=== Work required ===
Lines from the entries below that hold "title" form the answer; copy all of them.

*** Opening of Data for this task ***

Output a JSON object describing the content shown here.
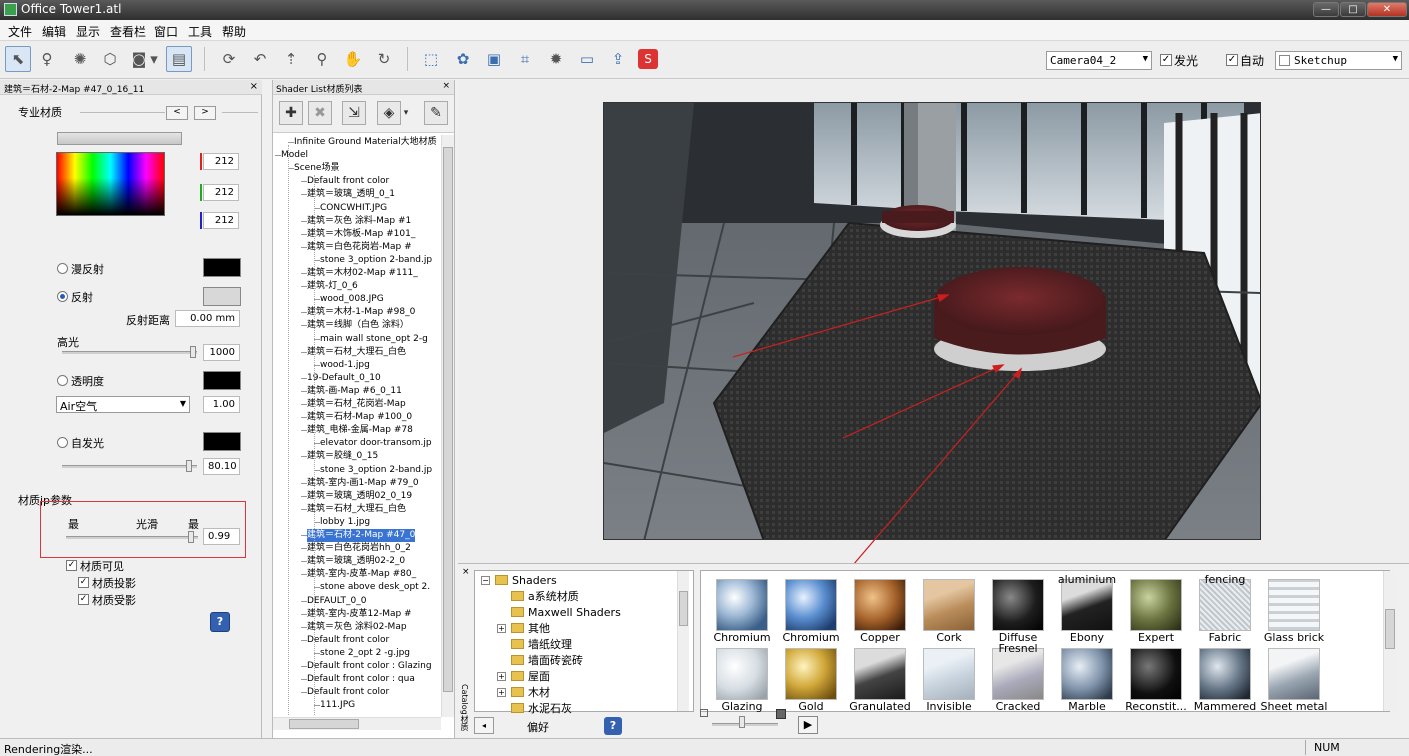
{
  "window": {
    "title": "Office Tower1.atl",
    "min": "—",
    "max": "□",
    "close": "✕"
  },
  "menu": [
    "文件",
    "编辑",
    "显示",
    "查看栏",
    "窗口",
    "工具",
    "帮助"
  ],
  "toolbar": {
    "camera": "Camera04_2",
    "glow_label": "发光",
    "auto_label": "自动",
    "preset": "Sketchup"
  },
  "material_panel": {
    "title": "建筑＝石材-2-Map #47_0_16_11",
    "close": "×",
    "section": "专业材质",
    "nav_prev": "<",
    "nav_next": ">",
    "rgb": [
      "212",
      "212",
      "212"
    ],
    "diffuse_label": "漫反射",
    "reflect_label": "反射",
    "reflect_distance_label": "反射距离",
    "reflect_distance": "0.00 mm",
    "highlight_label": "高光",
    "highlight_value": "1000",
    "transparency_label": "透明度",
    "medium_select": "Air空气",
    "medium_value": "1.00",
    "emit_label": "自发光",
    "emit_value": "80.10",
    "jp_label": "材质jp参数",
    "min_label": "最",
    "smooth_label": "光滑",
    "max_label": "最",
    "smooth_value": "0.99",
    "visible_label": "材质可见",
    "cast_label": "材质投影",
    "receive_label": "材质受影",
    "help": "?",
    "colors": {
      "diffuse": "#000000",
      "reflect": "#d8d8d8",
      "transparency": "#000000",
      "emit": "#000000",
      "highlight_box": "#d9363e"
    }
  },
  "shader_list": {
    "title": "Shader List材质列表",
    "close": "×",
    "rows": [
      {
        "text": "Infinite Ground Material大地材质",
        "indent": 1
      },
      {
        "text": "Model",
        "indent": 0
      },
      {
        "text": "Scene场景",
        "indent": 1
      },
      {
        "text": "Default front color",
        "indent": 2
      },
      {
        "text": "建筑＝玻璃_透明_0_1",
        "indent": 2
      },
      {
        "text": "CONCWHIT.JPG",
        "indent": 3
      },
      {
        "text": "建筑＝灰色 涂料-Map #1",
        "indent": 2
      },
      {
        "text": "建筑＝木饰板-Map #101_",
        "indent": 2
      },
      {
        "text": "建筑＝白色花岗岩-Map #",
        "indent": 2
      },
      {
        "text": "stone 3_option 2-band.jp",
        "indent": 3
      },
      {
        "text": "建筑＝木材02-Map #111_",
        "indent": 2
      },
      {
        "text": "建筑-灯_0_6",
        "indent": 2
      },
      {
        "text": "wood_008.JPG",
        "indent": 3
      },
      {
        "text": "建筑＝木材-1-Map #98_0",
        "indent": 2
      },
      {
        "text": "建筑＝线脚（白色 涂料）",
        "indent": 2
      },
      {
        "text": "main wall stone_opt 2-g",
        "indent": 3
      },
      {
        "text": "建筑＝石材_大理石_白色",
        "indent": 2
      },
      {
        "text": "wood-1.jpg",
        "indent": 3
      },
      {
        "text": "19-Default_0_10",
        "indent": 2
      },
      {
        "text": "建筑-画-Map #6_0_11",
        "indent": 2
      },
      {
        "text": "建筑＝石材_花岗岩-Map",
        "indent": 2
      },
      {
        "text": "建筑＝石材-Map #100_0",
        "indent": 2
      },
      {
        "text": "建筑_电梯-金属-Map #78",
        "indent": 2
      },
      {
        "text": "elevator door-transom.jp",
        "indent": 3
      },
      {
        "text": "建筑＝胶缝_0_15",
        "indent": 2
      },
      {
        "text": "stone 3_option 2-band.jp",
        "indent": 3
      },
      {
        "text": "建筑-室内-画1-Map #79_0",
        "indent": 2
      },
      {
        "text": "建筑＝玻璃_透明02_0_19",
        "indent": 2
      },
      {
        "text": "建筑＝石材_大理石_白色",
        "indent": 2
      },
      {
        "text": "lobby 1.jpg",
        "indent": 3
      },
      {
        "text": "建筑＝石材-2-Map #47_0",
        "indent": 2,
        "selected": true
      },
      {
        "text": "建筑＝白色花岗岩hh_0_2",
        "indent": 2
      },
      {
        "text": "建筑＝玻璃_透明02-2_0",
        "indent": 2
      },
      {
        "text": "建筑-室内-皮革-Map #80_",
        "indent": 2
      },
      {
        "text": "stone above desk_opt 2.",
        "indent": 3
      },
      {
        "text": "DEFAULT_0_0",
        "indent": 2
      },
      {
        "text": "建筑-室内-皮革12-Map #",
        "indent": 2
      },
      {
        "text": "建筑＝灰色 涂料02-Map",
        "indent": 2
      },
      {
        "text": "Default front color",
        "indent": 2
      },
      {
        "text": "stone 2_opt 2 -g.jpg",
        "indent": 3
      },
      {
        "text": "Default front color : Glazing",
        "indent": 2
      },
      {
        "text": "Default front color : qua",
        "indent": 2
      },
      {
        "text": "Default front color",
        "indent": 2
      },
      {
        "text": "111.JPG",
        "indent": 3
      }
    ]
  },
  "browser": {
    "side_label": "Catalog材质",
    "folders": [
      {
        "text": "Shaders",
        "indent": 0,
        "exp": "−"
      },
      {
        "text": "a系统材质",
        "indent": 1
      },
      {
        "text": "Maxwell Shaders",
        "indent": 1
      },
      {
        "text": "其他",
        "indent": 1,
        "exp": "+"
      },
      {
        "text": "墙纸纹理",
        "indent": 1
      },
      {
        "text": "墙面砖瓷砖",
        "indent": 1
      },
      {
        "text": "屋面",
        "indent": 1,
        "exp": "+"
      },
      {
        "text": "木材",
        "indent": 1,
        "exp": "+"
      },
      {
        "text": "水泥石灰",
        "indent": 1
      }
    ],
    "fav_label": "偏好",
    "help": "?",
    "play": "▶",
    "thumbs": [
      {
        "cap": "Chromium",
        "style": "chrome"
      },
      {
        "cap": "Chromium",
        "style": "chrome2"
      },
      {
        "cap": "Copper",
        "style": "copper"
      },
      {
        "cap": "Cork",
        "style": "cork"
      },
      {
        "cap": "Diffuse",
        "style": "dark"
      },
      {
        "cap": "Ebony",
        "top": "aluminium",
        "style": "ebony"
      },
      {
        "cap": "Expert",
        "style": "expert"
      },
      {
        "cap": "Fabric",
        "top": "fencing",
        "style": "fabric"
      },
      {
        "cap": "Glass brick",
        "style": "glassbrick"
      },
      {
        "cap": "Glazing",
        "style": "glazing"
      },
      {
        "cap": "Gold",
        "style": "gold"
      },
      {
        "cap": "Granulated",
        "style": "granulated"
      },
      {
        "cap": "Invisible",
        "style": "invisible"
      },
      {
        "cap": "Cracked",
        "top": "Fresnel",
        "style": "cracked"
      },
      {
        "cap": "Marble",
        "style": "marble"
      },
      {
        "cap": "Reconstit...",
        "style": "recon"
      },
      {
        "cap": "Mammered",
        "style": "mammered"
      },
      {
        "cap": "Sheet metal",
        "style": "sheet"
      }
    ]
  },
  "status": {
    "text": "Rendering渲染...",
    "num": "NUM"
  }
}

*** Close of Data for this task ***

=== Result of this task ===
    "title": "Office Tower1.atl",
    "title": "建筑＝石材-2-Map #47_0_16_11",
    "title": "Shader List材质列表",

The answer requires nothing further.